● **TASK BRIEF**:
Could you write out the records exactly as they are given?

- Opening Delimiter -

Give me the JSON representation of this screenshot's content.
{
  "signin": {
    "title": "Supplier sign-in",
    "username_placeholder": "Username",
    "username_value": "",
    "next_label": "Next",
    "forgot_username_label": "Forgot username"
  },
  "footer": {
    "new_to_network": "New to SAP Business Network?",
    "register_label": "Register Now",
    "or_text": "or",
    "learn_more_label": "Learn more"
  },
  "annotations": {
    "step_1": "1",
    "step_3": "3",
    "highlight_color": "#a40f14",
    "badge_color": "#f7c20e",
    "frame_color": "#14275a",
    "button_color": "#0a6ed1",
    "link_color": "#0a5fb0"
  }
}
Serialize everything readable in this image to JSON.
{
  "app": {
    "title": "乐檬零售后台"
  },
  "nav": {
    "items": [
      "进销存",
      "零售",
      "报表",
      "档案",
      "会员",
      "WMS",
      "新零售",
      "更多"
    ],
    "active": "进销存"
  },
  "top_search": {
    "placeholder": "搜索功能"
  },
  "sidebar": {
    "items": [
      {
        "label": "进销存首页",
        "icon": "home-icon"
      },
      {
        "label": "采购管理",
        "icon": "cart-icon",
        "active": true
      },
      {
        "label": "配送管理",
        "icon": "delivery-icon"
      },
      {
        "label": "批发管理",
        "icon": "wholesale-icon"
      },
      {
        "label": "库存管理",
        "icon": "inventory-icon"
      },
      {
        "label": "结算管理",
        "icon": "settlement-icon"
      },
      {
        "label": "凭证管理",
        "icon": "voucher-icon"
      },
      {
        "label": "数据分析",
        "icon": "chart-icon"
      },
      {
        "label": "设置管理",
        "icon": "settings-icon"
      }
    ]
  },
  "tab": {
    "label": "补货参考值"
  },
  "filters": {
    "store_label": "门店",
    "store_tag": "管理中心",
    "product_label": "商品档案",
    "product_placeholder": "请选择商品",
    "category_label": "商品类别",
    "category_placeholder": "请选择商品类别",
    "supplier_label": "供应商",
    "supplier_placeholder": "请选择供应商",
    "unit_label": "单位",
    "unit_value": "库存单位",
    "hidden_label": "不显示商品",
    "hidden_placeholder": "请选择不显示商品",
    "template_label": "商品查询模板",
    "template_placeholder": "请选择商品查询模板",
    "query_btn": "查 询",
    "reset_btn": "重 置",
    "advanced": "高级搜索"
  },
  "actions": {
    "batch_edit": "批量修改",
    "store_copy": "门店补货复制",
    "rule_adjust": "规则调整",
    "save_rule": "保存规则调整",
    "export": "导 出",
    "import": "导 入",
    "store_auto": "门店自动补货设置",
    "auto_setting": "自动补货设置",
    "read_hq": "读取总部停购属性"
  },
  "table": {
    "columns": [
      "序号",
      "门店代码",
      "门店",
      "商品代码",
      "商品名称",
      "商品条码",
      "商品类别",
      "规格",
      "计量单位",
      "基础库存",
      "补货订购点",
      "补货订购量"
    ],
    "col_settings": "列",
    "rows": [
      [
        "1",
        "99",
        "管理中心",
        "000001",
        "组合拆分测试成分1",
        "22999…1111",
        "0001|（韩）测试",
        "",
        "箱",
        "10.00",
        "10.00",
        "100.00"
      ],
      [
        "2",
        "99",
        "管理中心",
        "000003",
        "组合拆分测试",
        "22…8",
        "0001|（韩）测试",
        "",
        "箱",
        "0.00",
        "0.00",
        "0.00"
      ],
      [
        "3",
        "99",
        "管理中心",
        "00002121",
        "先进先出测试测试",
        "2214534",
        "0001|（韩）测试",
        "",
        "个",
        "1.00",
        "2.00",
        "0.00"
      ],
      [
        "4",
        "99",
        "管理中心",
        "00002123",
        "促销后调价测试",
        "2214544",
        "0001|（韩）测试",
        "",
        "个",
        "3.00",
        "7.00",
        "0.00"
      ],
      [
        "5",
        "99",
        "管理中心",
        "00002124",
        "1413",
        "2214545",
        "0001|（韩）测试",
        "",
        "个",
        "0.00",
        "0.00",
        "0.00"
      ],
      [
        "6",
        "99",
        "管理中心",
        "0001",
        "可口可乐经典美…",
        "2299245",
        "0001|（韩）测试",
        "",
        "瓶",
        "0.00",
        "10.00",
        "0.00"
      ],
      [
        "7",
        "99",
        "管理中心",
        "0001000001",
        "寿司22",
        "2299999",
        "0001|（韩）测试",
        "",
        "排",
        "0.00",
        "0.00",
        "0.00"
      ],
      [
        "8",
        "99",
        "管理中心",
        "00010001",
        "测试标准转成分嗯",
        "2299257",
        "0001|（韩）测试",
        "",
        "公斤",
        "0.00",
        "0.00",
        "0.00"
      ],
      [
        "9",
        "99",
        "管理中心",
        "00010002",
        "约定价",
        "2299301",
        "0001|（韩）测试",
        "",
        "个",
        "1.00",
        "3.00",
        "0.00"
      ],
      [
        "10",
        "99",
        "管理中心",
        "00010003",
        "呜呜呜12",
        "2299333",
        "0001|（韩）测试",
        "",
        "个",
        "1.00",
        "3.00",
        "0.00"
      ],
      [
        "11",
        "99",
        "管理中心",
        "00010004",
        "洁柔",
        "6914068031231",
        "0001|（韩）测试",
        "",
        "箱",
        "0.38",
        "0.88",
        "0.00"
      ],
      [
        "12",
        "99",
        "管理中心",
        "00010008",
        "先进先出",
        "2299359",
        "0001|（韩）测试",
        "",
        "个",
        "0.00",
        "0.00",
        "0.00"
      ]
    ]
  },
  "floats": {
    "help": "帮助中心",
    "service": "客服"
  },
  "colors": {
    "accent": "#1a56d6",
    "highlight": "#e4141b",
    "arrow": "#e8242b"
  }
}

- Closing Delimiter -

● **SOLVED PROBLEM**:
Give me the JSON representation of this screenshot's content.
{
  "signin": {
    "title": "Supplier sign-in",
    "username_placeholder": "Username",
    "username_value": "",
    "next_label": "Next",
    "forgot_username_label": "Forgot username"
  },
  "footer": {
    "new_to_network": "New to SAP Business Network?",
    "register_label": "Register Now",
    "or_text": "or",
    "learn_more_label": "Learn more"
  },
  "annotations": {
    "step_1": "1",
    "step_3": "3",
    "highlight_color": "#a40f14",
    "badge_color": "#f7c20e",
    "frame_color": "#14275a",
    "button_color": "#0a6ed1",
    "link_color": "#0a5fb0"
  }
}
Serialize everything readable in this image to JSON.
{
  "app": {
    "title": "乐檬零售后台"
  },
  "nav": {
    "items": [
      "进销存",
      "零售",
      "报表",
      "档案",
      "会员",
      "WMS",
      "新零售",
      "更多"
    ],
    "active": "进销存"
  },
  "top_search": {
    "placeholder": "搜索功能"
  },
  "sidebar": {
    "items": [
      {
        "label": "进销存首页",
        "icon": "home-icon"
      },
      {
        "label": "采购管理",
        "icon": "cart-icon",
        "active": true
      },
      {
        "label": "配送管理",
        "icon": "delivery-icon"
      },
      {
        "label": "批发管理",
        "icon": "wholesale-icon"
      },
      {
        "label": "库存管理",
        "icon": "inventory-icon"
      },
      {
        "label": "结算管理",
        "icon": "settlement-icon"
      },
      {
        "label": "凭证管理",
        "icon": "voucher-icon"
      },
      {
        "label": "数据分析",
        "icon": "chart-icon"
      },
      {
        "label": "设置管理",
        "icon": "settings-icon"
      }
    ]
  },
  "tab": {
    "label": "补货参考值"
  },
  "filters": {
    "store_label": "门店",
    "store_tag": "管理中心",
    "product_label": "商品档案",
    "product_placeholder": "请选择商品",
    "category_label": "商品类别",
    "category_placeholder": "请选择商品类别",
    "supplier_label": "供应商",
    "supplier_placeholder": "请选择供应商",
    "unit_label": "单位",
    "unit_value": "库存单位",
    "hidden_label": "不显示商品",
    "hidden_placeholder": "请选择不显示商品",
    "template_label": "商品查询模板",
    "template_placeholder": "请选择商品查询模板",
    "query_btn": "查 询",
    "reset_btn": "重 置",
    "advanced": "高级搜索"
  },
  "actions": {
    "batch_edit": "批量修改",
    "store_copy": "门店补货复制",
    "rule_adjust": "规则调整",
    "save_rule": "保存规则调整",
    "export": "导 出",
    "import": "导 入",
    "store_auto": "门店自动补货设置",
    "auto_setting": "自动补货设置",
    "read_hq": "读取总部停购属性"
  },
  "table": {
    "columns": [
      "序号",
      "门店代码",
      "门店",
      "商品代码",
      "商品名称",
      "商品条码",
      "商品类别",
      "规格",
      "计量单位",
      "基础库存",
      "补货订购点",
      "补货订购量"
    ],
    "col_settings": "列",
    "rows": [
      [
        "1",
        "99",
        "管理中心",
        "000001",
        "组合拆分测试成分1",
        "22999…1111",
        "0001|（韩）测试",
        "",
        "箱",
        "10.00",
        "10.00",
        "100.00"
      ],
      [
        "2",
        "99",
        "管理中心",
        "000003",
        "组合拆分测试",
        "22…8",
        "0001|（韩）测试",
        "",
        "箱",
        "0.00",
        "0.00",
        "0.00"
      ],
      [
        "3",
        "99",
        "管理中心",
        "00002121",
        "先进先出测试测试",
        "2214534",
        "0001|（韩）测试",
        "",
        "个",
        "1.00",
        "2.00",
        "0.00"
      ],
      [
        "4",
        "99",
        "管理中心",
        "00002123",
        "促销后调价测试",
        "2214544",
        "0001|（韩）测试",
        "",
        "个",
        "3.00",
        "7.00",
        "0.00"
      ],
      [
        "5",
        "99",
        "管理中心",
        "00002124",
        "1413",
        "2214545",
        "0001|（韩）测试",
        "",
        "个",
        "0.00",
        "0.00",
        "0.00"
      ],
      [
        "6",
        "99",
        "管理中心",
        "0001",
        "可口可乐经典美…",
        "2299245",
        "0001|（韩）测试",
        "",
        "瓶",
        "0.00",
        "10.00",
        "0.00"
      ],
      [
        "7",
        "99",
        "管理中心",
        "0001000001",
        "寿司22",
        "2299999",
        "0001|（韩）测试",
        "",
        "排",
        "0.00",
        "0.00",
        "0.00"
      ],
      [
        "8",
        "99",
        "管理中心",
        "00010001",
        "测试标准转成分嗯",
        "2299257",
        "0001|（韩）测试",
        "",
        "公斤",
        "0.00",
        "0.00",
        "0.00"
      ],
      [
        "9",
        "99",
        "管理中心",
        "00010002",
        "约定价",
        "2299301",
        "0001|（韩）测试",
        "",
        "个",
        "1.00",
        "3.00",
        "0.00"
      ],
      [
        "10",
        "99",
        "管理中心",
        "00010003",
        "呜呜呜12",
        "2299333",
        "0001|（韩）测试",
        "",
        "个",
        "1.00",
        "3.00",
        "0.00"
      ],
      [
        "11",
        "99",
        "管理中心",
        "00010004",
        "洁柔",
        "6914068031231",
        "0001|（韩）测试",
        "",
        "箱",
        "0.38",
        "0.88",
        "0.00"
      ],
      [
        "12",
        "99",
        "管理中心",
        "00010008",
        "先进先出",
        "2299359",
        "0001|（韩）测试",
        "",
        "个",
        "0.00",
        "0.00",
        "0.00"
      ]
    ]
  },
  "floats": {
    "help": "帮助中心",
    "service": "客服"
  },
  "colors": {
    "accent": "#1a56d6",
    "highlight": "#e4141b",
    "arrow": "#e8242b"
  }
}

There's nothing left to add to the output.